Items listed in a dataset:
▬▬▬▬▬▬

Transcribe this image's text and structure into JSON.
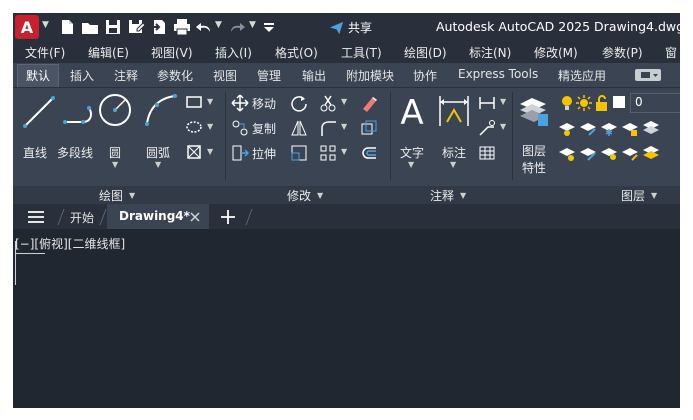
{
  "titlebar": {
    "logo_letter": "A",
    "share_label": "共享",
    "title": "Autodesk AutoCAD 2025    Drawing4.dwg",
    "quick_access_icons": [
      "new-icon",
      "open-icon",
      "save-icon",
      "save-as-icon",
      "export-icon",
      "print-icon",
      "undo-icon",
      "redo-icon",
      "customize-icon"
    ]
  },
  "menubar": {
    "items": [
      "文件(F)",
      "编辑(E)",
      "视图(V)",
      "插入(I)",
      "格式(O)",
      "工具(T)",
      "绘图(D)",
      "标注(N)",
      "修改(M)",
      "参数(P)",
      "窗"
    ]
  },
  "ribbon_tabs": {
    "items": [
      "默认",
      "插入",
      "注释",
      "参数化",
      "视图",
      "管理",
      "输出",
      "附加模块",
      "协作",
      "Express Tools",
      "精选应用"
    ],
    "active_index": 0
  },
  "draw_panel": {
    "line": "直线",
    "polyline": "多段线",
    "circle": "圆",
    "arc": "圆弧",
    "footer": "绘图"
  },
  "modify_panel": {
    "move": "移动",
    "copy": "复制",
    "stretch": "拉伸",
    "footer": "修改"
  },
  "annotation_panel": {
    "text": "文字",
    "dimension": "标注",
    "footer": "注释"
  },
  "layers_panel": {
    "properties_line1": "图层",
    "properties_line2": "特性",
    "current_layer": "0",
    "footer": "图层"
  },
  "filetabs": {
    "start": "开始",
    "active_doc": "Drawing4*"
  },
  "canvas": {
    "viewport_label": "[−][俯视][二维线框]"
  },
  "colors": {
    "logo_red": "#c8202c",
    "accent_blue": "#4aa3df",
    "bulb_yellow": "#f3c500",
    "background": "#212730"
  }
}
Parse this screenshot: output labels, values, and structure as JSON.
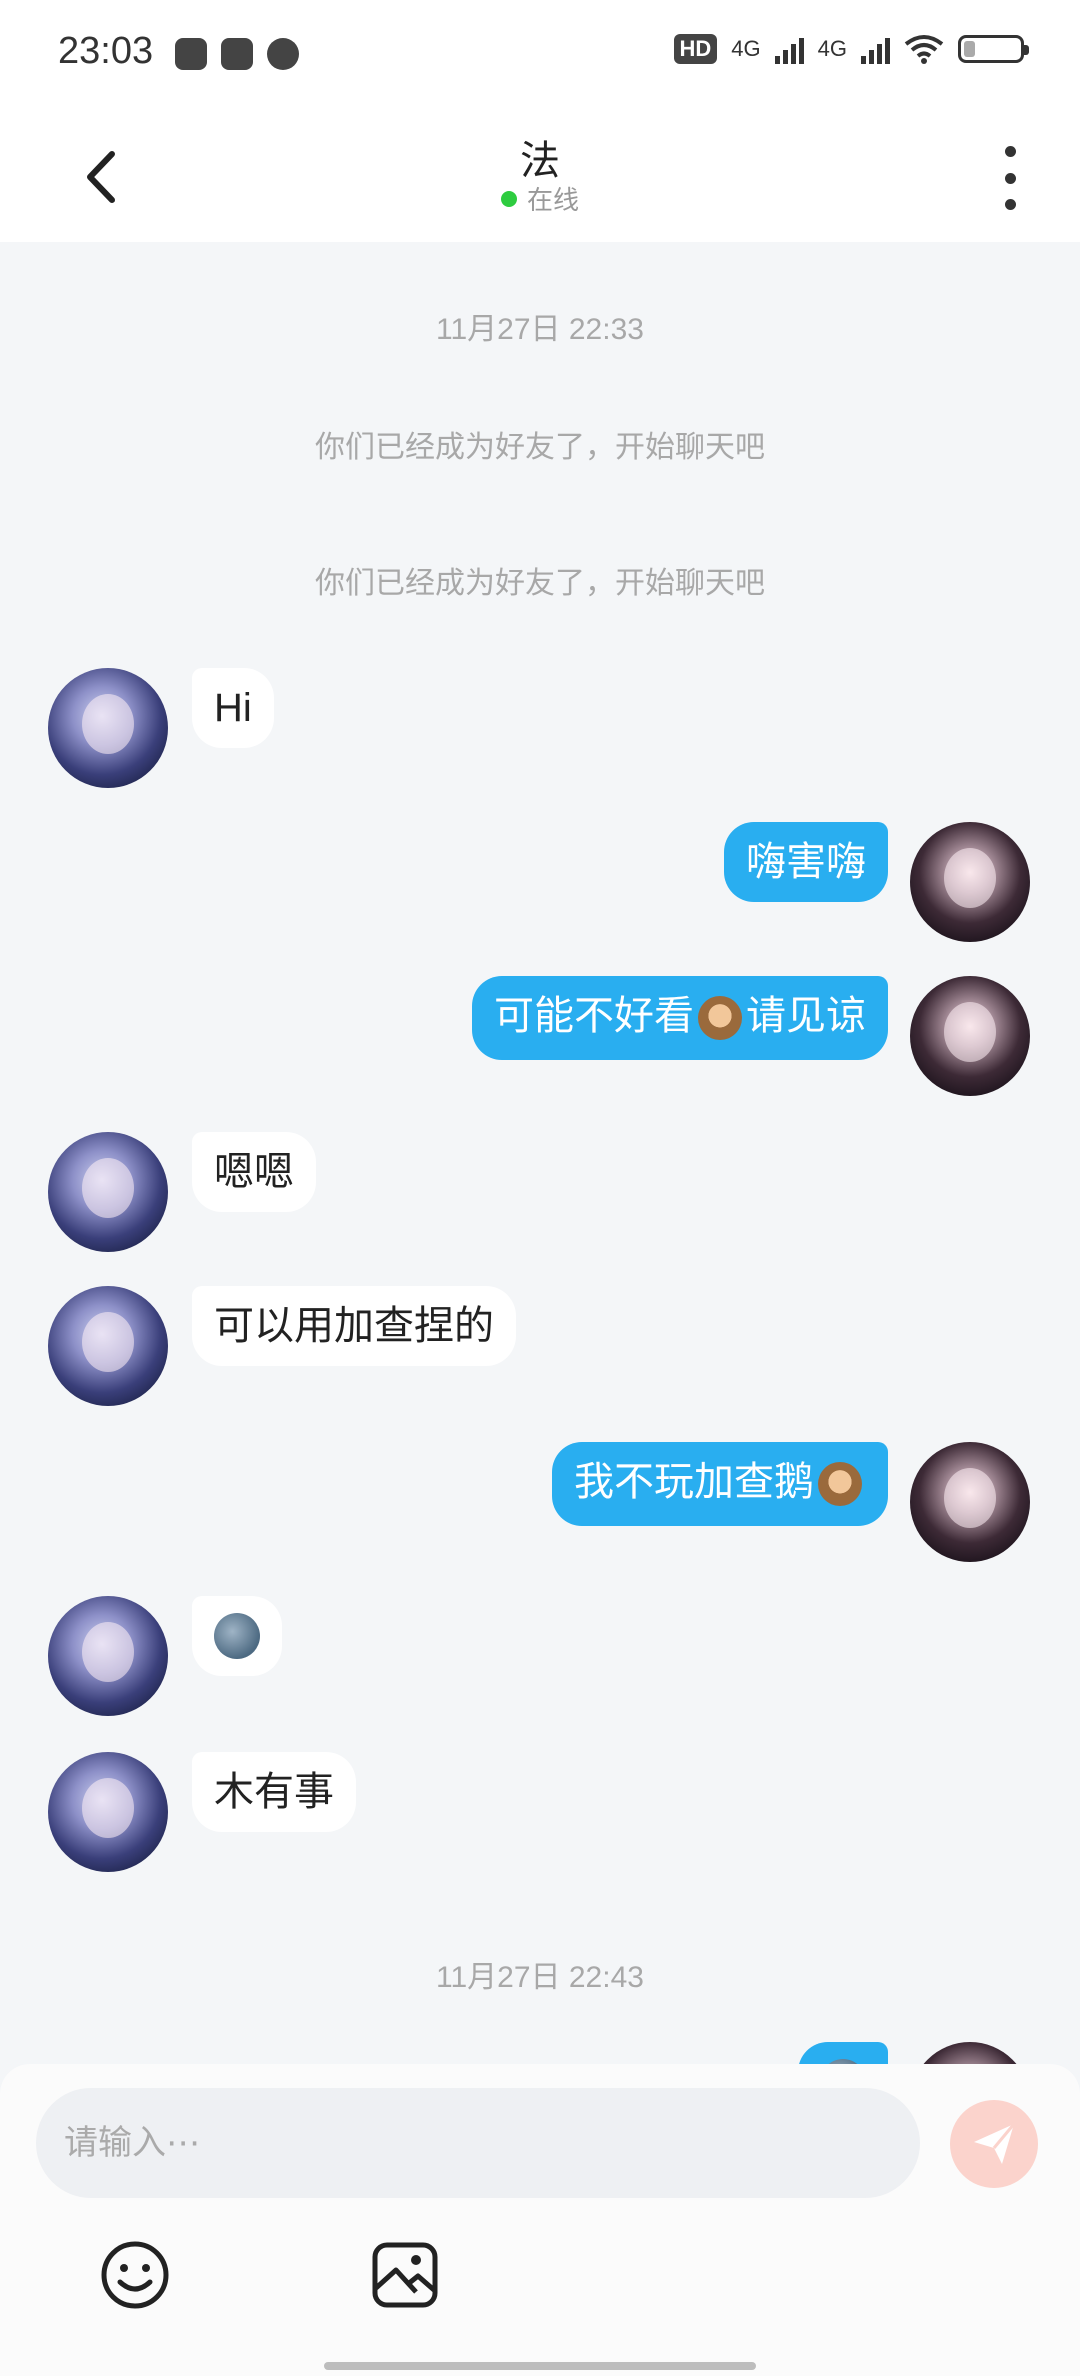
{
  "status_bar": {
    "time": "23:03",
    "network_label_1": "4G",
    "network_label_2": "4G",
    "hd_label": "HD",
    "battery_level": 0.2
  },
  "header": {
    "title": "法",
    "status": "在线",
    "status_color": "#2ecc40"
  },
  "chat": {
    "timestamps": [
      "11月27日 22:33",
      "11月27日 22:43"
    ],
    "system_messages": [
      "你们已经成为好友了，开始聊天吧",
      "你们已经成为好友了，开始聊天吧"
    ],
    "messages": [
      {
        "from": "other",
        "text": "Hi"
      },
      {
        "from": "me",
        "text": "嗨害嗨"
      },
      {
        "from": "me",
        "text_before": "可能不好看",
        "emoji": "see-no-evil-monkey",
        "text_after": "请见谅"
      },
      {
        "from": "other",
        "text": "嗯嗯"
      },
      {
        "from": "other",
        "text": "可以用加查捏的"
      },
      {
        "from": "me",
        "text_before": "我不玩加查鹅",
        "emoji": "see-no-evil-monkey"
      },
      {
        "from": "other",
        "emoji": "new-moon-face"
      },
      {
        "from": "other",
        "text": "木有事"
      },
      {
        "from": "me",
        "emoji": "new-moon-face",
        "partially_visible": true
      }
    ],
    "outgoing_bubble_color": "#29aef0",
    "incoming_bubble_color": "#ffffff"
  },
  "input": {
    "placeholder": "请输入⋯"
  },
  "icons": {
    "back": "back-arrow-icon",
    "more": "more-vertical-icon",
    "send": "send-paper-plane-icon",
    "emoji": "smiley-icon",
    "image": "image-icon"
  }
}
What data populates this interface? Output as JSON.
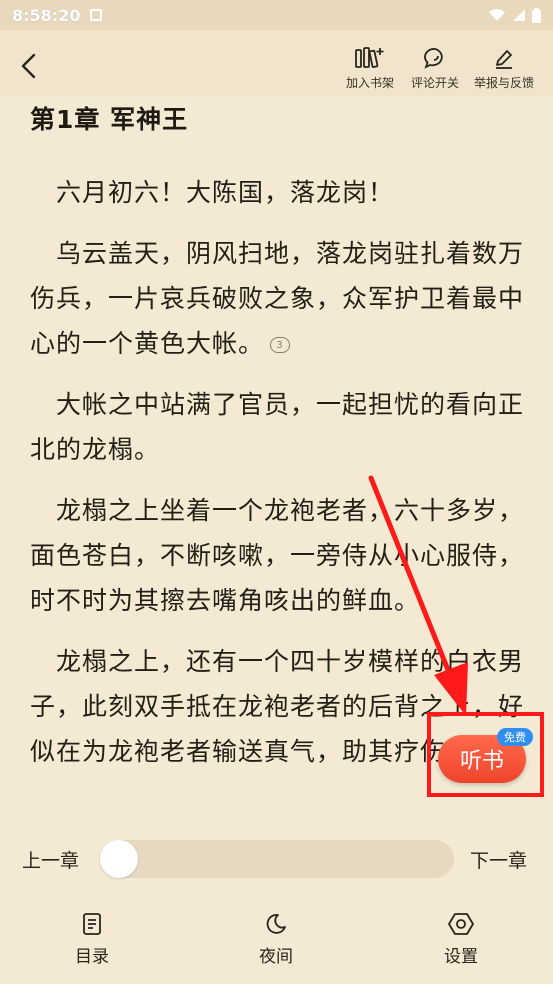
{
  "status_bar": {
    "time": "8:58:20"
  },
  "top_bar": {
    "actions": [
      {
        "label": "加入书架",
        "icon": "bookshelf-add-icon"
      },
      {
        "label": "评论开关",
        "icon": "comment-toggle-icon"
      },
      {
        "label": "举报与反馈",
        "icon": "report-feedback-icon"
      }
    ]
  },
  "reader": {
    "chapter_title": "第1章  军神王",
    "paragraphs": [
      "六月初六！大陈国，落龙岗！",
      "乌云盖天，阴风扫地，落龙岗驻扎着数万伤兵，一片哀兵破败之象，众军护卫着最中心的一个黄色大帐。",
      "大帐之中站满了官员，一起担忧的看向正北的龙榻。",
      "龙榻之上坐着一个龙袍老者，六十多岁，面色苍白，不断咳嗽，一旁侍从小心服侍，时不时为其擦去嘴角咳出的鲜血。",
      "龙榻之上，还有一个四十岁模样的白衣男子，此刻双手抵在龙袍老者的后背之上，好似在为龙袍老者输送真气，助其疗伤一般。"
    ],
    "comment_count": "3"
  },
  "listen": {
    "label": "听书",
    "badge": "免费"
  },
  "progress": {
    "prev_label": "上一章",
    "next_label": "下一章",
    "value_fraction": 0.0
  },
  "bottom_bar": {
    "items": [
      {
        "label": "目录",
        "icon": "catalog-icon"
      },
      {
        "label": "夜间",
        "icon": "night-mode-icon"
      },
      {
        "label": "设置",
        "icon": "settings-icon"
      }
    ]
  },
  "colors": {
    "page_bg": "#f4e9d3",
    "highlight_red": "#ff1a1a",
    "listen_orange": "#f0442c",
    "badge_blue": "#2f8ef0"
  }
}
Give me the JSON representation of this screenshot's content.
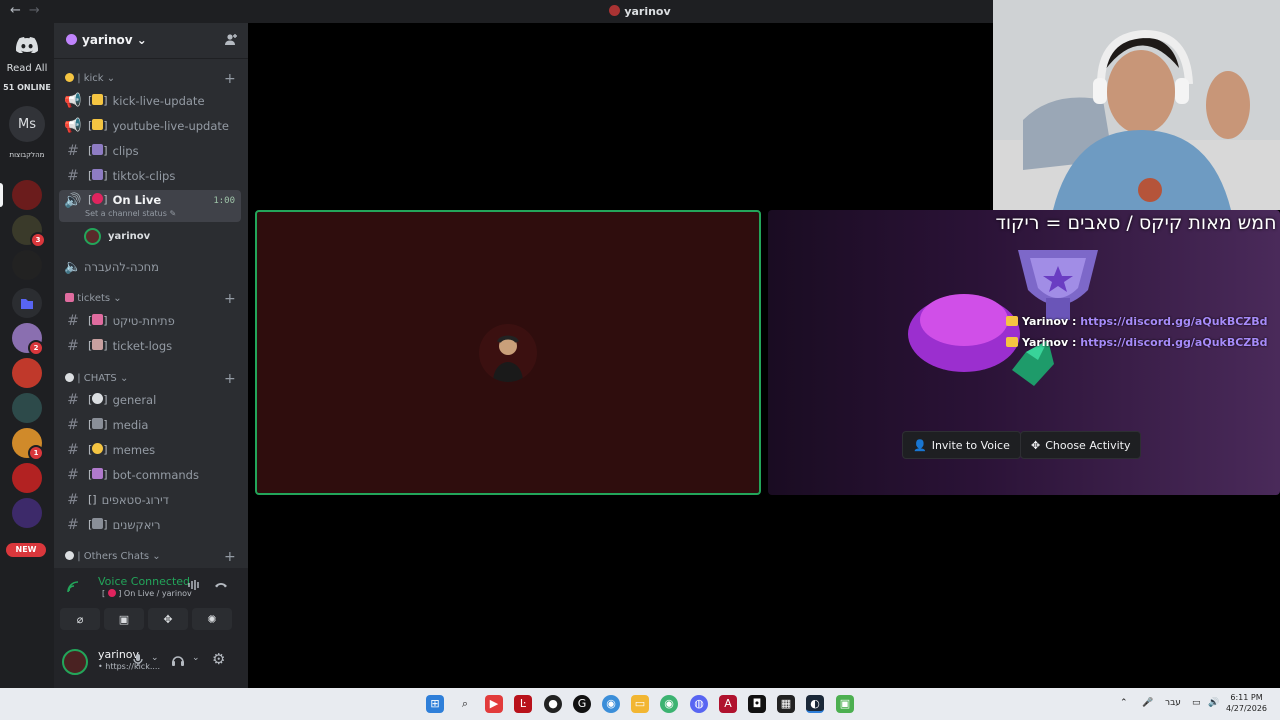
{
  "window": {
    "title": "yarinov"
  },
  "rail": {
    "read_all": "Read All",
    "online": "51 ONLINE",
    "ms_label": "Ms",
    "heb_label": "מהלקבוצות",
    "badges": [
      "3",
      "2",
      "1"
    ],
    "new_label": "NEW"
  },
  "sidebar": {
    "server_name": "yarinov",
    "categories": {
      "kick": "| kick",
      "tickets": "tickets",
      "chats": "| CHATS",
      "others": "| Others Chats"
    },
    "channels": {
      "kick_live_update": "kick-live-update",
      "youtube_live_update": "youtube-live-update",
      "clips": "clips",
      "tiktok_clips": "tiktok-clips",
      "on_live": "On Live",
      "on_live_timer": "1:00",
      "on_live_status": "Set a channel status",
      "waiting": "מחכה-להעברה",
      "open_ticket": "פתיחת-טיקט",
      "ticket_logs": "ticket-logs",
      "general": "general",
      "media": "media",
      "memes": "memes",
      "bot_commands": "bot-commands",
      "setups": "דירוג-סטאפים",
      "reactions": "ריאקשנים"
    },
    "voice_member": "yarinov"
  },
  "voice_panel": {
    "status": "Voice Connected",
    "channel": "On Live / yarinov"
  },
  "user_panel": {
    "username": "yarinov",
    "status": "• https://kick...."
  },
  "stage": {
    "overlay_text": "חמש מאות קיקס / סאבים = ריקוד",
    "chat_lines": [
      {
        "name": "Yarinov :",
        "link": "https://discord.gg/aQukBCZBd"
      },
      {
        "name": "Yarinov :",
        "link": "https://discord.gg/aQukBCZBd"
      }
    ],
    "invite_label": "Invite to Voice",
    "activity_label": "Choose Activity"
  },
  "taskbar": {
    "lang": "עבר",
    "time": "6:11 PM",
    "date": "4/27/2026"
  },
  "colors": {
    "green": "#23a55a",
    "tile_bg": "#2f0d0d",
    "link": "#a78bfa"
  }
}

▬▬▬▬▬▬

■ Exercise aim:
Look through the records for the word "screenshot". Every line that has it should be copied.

■ Exercise response:
Parse this screenshot: output labels, values, and structure as JSON.
Give me the JSON representation of this screenshot's content.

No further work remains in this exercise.